[DATA FOR THE TASK]
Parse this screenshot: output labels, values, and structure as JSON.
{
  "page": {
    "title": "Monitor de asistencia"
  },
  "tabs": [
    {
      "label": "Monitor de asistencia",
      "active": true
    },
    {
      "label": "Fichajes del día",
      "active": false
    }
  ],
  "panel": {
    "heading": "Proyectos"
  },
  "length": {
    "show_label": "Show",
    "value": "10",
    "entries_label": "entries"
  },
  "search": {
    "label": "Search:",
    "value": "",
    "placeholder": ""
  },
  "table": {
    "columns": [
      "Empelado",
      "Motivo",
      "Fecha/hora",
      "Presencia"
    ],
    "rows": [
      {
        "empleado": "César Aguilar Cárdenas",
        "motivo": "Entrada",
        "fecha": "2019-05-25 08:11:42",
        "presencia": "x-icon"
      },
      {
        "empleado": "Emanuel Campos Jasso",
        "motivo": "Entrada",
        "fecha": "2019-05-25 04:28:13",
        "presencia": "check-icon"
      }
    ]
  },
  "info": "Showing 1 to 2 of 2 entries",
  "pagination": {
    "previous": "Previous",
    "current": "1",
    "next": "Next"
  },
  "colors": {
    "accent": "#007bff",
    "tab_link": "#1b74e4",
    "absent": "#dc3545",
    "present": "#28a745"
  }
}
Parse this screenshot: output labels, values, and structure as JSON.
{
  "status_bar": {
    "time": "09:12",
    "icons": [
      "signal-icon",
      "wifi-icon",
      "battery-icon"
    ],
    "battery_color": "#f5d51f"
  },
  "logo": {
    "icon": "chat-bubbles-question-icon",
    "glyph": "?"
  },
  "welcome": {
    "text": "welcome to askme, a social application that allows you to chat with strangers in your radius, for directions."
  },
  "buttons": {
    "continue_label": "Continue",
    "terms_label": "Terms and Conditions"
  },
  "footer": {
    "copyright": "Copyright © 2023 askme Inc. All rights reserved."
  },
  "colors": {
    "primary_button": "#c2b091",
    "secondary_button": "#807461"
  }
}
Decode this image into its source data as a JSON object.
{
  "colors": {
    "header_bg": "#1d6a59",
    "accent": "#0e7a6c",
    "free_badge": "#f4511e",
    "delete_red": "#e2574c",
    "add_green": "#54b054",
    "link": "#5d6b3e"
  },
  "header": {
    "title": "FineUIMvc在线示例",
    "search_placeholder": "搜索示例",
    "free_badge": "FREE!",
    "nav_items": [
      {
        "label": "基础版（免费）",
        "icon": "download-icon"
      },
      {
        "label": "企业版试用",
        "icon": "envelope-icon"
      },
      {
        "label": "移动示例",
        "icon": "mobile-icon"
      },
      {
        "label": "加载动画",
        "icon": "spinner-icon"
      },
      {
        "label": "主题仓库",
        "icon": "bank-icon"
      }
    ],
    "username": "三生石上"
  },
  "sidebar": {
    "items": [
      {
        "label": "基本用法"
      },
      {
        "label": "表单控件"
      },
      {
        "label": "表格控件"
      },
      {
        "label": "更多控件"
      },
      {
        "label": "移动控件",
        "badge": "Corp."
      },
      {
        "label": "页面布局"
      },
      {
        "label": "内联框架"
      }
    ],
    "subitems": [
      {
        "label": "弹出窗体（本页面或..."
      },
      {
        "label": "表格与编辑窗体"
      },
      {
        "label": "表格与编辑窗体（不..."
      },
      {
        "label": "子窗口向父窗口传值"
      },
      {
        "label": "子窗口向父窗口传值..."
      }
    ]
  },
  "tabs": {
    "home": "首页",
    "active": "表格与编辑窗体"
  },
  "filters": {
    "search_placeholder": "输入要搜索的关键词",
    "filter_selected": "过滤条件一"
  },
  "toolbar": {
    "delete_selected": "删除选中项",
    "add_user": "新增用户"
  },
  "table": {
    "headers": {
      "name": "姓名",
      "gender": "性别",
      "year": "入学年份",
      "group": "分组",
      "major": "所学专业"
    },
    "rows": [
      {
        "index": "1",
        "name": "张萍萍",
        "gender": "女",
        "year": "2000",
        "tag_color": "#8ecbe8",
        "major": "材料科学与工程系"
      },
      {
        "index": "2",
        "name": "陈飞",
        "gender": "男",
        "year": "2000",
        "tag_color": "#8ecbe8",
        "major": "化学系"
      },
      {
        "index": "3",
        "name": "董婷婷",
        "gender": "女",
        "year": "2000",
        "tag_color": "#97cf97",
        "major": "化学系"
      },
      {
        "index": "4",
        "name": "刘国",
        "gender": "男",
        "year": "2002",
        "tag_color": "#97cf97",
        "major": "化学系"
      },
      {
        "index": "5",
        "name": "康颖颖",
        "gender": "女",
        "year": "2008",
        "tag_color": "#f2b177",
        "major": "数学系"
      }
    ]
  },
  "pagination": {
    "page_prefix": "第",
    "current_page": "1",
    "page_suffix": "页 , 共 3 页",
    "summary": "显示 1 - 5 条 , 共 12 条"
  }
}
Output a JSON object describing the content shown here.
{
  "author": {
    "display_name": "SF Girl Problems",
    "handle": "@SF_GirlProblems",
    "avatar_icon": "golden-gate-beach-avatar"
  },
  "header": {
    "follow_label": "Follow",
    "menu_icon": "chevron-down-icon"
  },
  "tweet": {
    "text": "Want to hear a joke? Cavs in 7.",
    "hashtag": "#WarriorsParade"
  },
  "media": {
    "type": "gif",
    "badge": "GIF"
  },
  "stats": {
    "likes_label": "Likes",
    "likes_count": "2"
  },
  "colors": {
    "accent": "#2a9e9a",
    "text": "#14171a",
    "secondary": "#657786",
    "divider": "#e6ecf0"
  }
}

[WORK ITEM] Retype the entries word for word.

[TASK RESPONSE]
Parse this screenshot: output labels, values, and structure as JSON.
{
  "page": {
    "title": "Monitor de asistencia"
  },
  "tabs": [
    {
      "label": "Monitor de asistencia",
      "active": true
    },
    {
      "label": "Fichajes del día",
      "active": false
    }
  ],
  "panel": {
    "heading": "Proyectos"
  },
  "length": {
    "show_label": "Show",
    "value": "10",
    "entries_label": "entries"
  },
  "search": {
    "label": "Search:",
    "value": "",
    "placeholder": ""
  },
  "table": {
    "columns": [
      "Empelado",
      "Motivo",
      "Fecha/hora",
      "Presencia"
    ],
    "rows": [
      {
        "empleado": "César Aguilar Cárdenas",
        "motivo": "Entrada",
        "fecha": "2019-05-25 08:11:42",
        "presencia": "x-icon"
      },
      {
        "empleado": "Emanuel Campos Jasso",
        "motivo": "Entrada",
        "fecha": "2019-05-25 04:28:13",
        "presencia": "check-icon"
      }
    ]
  },
  "info": "Showing 1 to 2 of 2 entries",
  "pagination": {
    "previous": "Previous",
    "current": "1",
    "next": "Next"
  },
  "colors": {
    "accent": "#007bff",
    "tab_link": "#1b74e4",
    "absent": "#dc3545",
    "present": "#28a745"
  }
}
Parse this screenshot: output labels, values, and structure as JSON.
{
  "status_bar": {
    "time": "09:12",
    "icons": [
      "signal-icon",
      "wifi-icon",
      "battery-icon"
    ],
    "battery_color": "#f5d51f"
  },
  "logo": {
    "icon": "chat-bubbles-question-icon",
    "glyph": "?"
  },
  "welcome": {
    "text": "welcome to askme, a social application that allows you to chat with strangers in your radius, for directions."
  },
  "buttons": {
    "continue_label": "Continue",
    "terms_label": "Terms and Conditions"
  },
  "footer": {
    "copyright": "Copyright © 2023 askme Inc. All rights reserved."
  },
  "colors": {
    "primary_button": "#c2b091",
    "secondary_button": "#807461"
  }
}
Decode this image into its source data as a JSON object.
{
  "colors": {
    "header_bg": "#1d6a59",
    "accent": "#0e7a6c",
    "free_badge": "#f4511e",
    "delete_red": "#e2574c",
    "add_green": "#54b054",
    "link": "#5d6b3e"
  },
  "header": {
    "title": "FineUIMvc在线示例",
    "search_placeholder": "搜索示例",
    "free_badge": "FREE!",
    "nav_items": [
      {
        "label": "基础版（免费）",
        "icon": "download-icon"
      },
      {
        "label": "企业版试用",
        "icon": "envelope-icon"
      },
      {
        "label": "移动示例",
        "icon": "mobile-icon"
      },
      {
        "label": "加载动画",
        "icon": "spinner-icon"
      },
      {
        "label": "主题仓库",
        "icon": "bank-icon"
      }
    ],
    "username": "三生石上"
  },
  "sidebar": {
    "items": [
      {
        "label": "基本用法"
      },
      {
        "label": "表单控件"
      },
      {
        "label": "表格控件"
      },
      {
        "label": "更多控件"
      },
      {
        "label": "移动控件",
        "badge": "Corp."
      },
      {
        "label": "页面布局"
      },
      {
        "label": "内联框架"
      }
    ],
    "subitems": [
      {
        "label": "弹出窗体（本页面或..."
      },
      {
        "label": "表格与编辑窗体"
      },
      {
        "label": "表格与编辑窗体（不..."
      },
      {
        "label": "子窗口向父窗口传值"
      },
      {
        "label": "子窗口向父窗口传值..."
      }
    ]
  },
  "tabs": {
    "home": "首页",
    "active": "表格与编辑窗体"
  },
  "filters": {
    "search_placeholder": "输入要搜索的关键词",
    "filter_selected": "过滤条件一"
  },
  "toolbar": {
    "delete_selected": "删除选中项",
    "add_user": "新增用户"
  },
  "table": {
    "headers": {
      "name": "姓名",
      "gender": "性别",
      "year": "入学年份",
      "group": "分组",
      "major": "所学专业"
    },
    "rows": [
      {
        "index": "1",
        "name": "张萍萍",
        "gender": "女",
        "year": "2000",
        "tag_color": "#8ecbe8",
        "major": "材料科学与工程系"
      },
      {
        "index": "2",
        "name": "陈飞",
        "gender": "男",
        "year": "2000",
        "tag_color": "#8ecbe8",
        "major": "化学系"
      },
      {
        "index": "3",
        "name": "董婷婷",
        "gender": "女",
        "year": "2000",
        "tag_color": "#97cf97",
        "major": "化学系"
      },
      {
        "index": "4",
        "name": "刘国",
        "gender": "男",
        "year": "2002",
        "tag_color": "#97cf97",
        "major": "化学系"
      },
      {
        "index": "5",
        "name": "康颖颖",
        "gender": "女",
        "year": "2008",
        "tag_color": "#f2b177",
        "major": "数学系"
      }
    ]
  },
  "pagination": {
    "page_prefix": "第",
    "current_page": "1",
    "page_suffix": "页 , 共 3 页",
    "summary": "显示 1 - 5 条 , 共 12 条"
  }
}
Output a JSON object describing the content shown here.
{
  "author": {
    "display_name": "SF Girl Problems",
    "handle": "@SF_GirlProblems",
    "avatar_icon": "golden-gate-beach-avatar"
  },
  "header": {
    "follow_label": "Follow",
    "menu_icon": "chevron-down-icon"
  },
  "tweet": {
    "text": "Want to hear a joke? Cavs in 7.",
    "hashtag": "#WarriorsParade"
  },
  "media": {
    "type": "gif",
    "badge": "GIF"
  },
  "stats": {
    "likes_label": "Likes",
    "likes_count": "2"
  },
  "colors": {
    "accent": "#2a9e9a",
    "text": "#14171a",
    "secondary": "#657786",
    "divider": "#e6ecf0"
  }
}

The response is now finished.